The Corporate Council on Africa, a membership organization consisting of 165 corporations representing more than 80% of all US private investment in Africa, seeks to enhance its programs with African businesses and its focus on small and medium-sized enterprises. ‚"Women are the backbone of many African economies and are increasingly involved in entrepreneurship and trade in Africa. American women have been the primary source of small business growth in our country in recent years. CCA is pleased to establish this partnership with AABWA, as our mutual objectives in these areas can only be strengthened through our new relationship,‚Äù commented Stephen Hayes, President of CCA.

AABWA has recently incorporated as AABWA (US) Inc. and has filed for tax-exempt status as a charitable organization in the United States under section 501(c) 3 of the Internal Revenue Code. Its U.S. Advisory Board includes women and men executives and business owners with years of experience and interest in Africa. AABWA's last major event was in February 2002 in Botswana, where over 300 women from the United States, 23 countries in Africa and the Caribbean, networked and attended seminars and a training course that was broadcast by satellite to five countries throughout Africa. A full roster of programs and training are planned over the next year in the US and Africa in partnership with CCA, with other business associations and with like-minded organizations.

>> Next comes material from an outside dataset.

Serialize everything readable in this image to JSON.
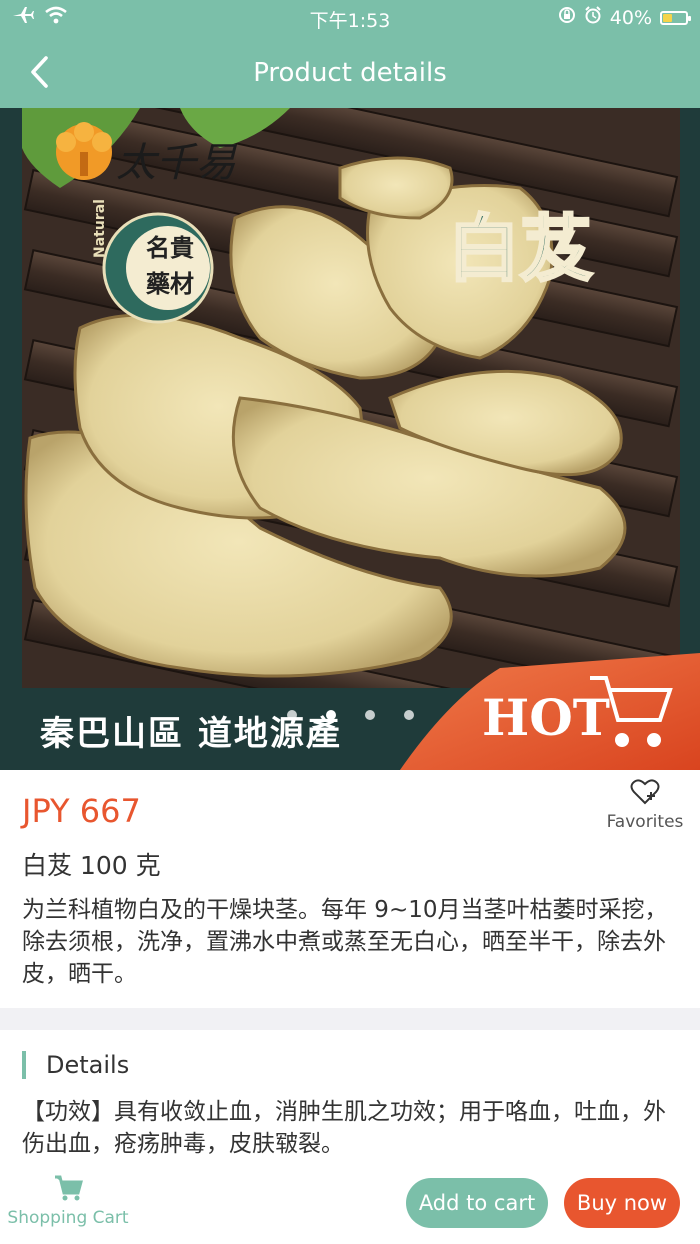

Lauri Fitz-Pegado, member of AABWA's U.S. Advisory Board said, ‚"AABWA does not want to reinvent the wheel, but to partner with existing entities which share our mission. We want to add value through our membership and vast network of women throughout the African continent. Our economy and those in Africa face special challenges today. These challenges of our times require creative use of limited resources to reap high returns on investment. AABWA wants to work efficiently and effectively, maximizing the benefit to our own membership and to all of our partners.‚"

For further information about AABWA, contact>,
for CCA,

The Corporate Council on Africa
1100 17th St., N.W.
Suite 1100
Washington, D.C. 20036
Tel: (202) 835-1115
Fax: (202) 835-1117